The 10 Vulnerabilities of Discouragement
Turning an ember into a flame takes skills. But any fool can throw water on enthusiasm.
Show up to fuel energy and build morale.
Everyone gets discouraged. That’s why successful leaders make it a daily practice to energize others.
Drooping shoulders are leadership’s responsibility.
10 vulnerabilities of discouragement:
#1. Fatigue is a megaphone for your inner critic. When your inner critic is loud, your outer critic finds courage.
#2. Discouraged teams think like losers. The world shrinks when you feel beat down.

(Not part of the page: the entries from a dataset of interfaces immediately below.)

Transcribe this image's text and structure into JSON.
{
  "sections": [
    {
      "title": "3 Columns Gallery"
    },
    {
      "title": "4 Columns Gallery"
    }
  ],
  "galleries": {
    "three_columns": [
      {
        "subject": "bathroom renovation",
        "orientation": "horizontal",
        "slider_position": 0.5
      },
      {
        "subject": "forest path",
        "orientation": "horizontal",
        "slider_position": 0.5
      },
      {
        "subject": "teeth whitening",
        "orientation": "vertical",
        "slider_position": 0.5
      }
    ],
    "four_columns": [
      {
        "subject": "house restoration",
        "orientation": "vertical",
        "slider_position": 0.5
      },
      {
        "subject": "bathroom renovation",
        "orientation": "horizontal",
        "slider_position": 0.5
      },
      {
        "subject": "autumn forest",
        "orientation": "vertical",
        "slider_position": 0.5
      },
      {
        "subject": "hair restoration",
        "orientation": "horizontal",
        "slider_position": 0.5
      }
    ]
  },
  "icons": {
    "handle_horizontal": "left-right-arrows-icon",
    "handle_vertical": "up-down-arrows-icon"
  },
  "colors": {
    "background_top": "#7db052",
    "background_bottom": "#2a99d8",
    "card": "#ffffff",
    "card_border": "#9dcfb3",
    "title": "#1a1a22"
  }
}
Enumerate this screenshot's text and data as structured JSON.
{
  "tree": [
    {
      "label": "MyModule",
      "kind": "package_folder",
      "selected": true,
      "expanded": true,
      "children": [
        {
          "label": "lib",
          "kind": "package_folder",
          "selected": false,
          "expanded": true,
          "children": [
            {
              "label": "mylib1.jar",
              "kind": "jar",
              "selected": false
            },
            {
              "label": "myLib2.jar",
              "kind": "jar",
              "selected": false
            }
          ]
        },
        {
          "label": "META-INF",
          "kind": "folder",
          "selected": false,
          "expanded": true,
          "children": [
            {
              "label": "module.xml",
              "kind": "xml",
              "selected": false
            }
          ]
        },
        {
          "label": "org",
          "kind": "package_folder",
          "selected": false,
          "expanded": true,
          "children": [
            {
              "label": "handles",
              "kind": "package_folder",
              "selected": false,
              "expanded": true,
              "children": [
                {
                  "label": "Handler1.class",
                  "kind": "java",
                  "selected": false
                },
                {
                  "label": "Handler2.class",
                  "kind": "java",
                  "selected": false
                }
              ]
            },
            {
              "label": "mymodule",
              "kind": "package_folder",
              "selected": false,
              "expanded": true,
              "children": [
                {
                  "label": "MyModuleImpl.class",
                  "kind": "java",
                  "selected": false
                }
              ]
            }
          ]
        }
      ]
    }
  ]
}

#3. Stress, fatigue, and discouragement cause people to spiral inward. You can’t serve others when all you think about is yourself.
#4. When you’re tired and stressed, you revert to patterns that worked in the past, but hobble you today.
#5. A tired brain is befuddled like a two year old that’s up past his bedtime. You aren’t thinking right if you’re living on caffeine.
#6. Prolonged discouragement turns to bitterness.
#7. Bad is glaringly obvious but good is a hazy memory when you’re exhausted.
#8. Words like ‘always’ are common when you’re stressed.
#9. The faults of others are big but your faults are small when your hands hang down.
#10. Self-pity and blame rule the day when your fire goes out.
How to build morale:
- Turn toward people. All you think about is getting something done when you’re stressed out. You lose sight of people and relationships.
- See the good side of frustration. A frustrated team member cares. “Thanks for caring.”
- Notice something good. Discouragement justifies itself by focusing on bad. The people you hired aren’t complete losers, are they?
- Hold your shoulders back and your head up.
- Stop being a control freak. It’s exhausting.
Tip: Don’t judge others by your ability to endure discouragement.
What are the indications that people feel discouraged?
How might leaders build fires rather than quench embers?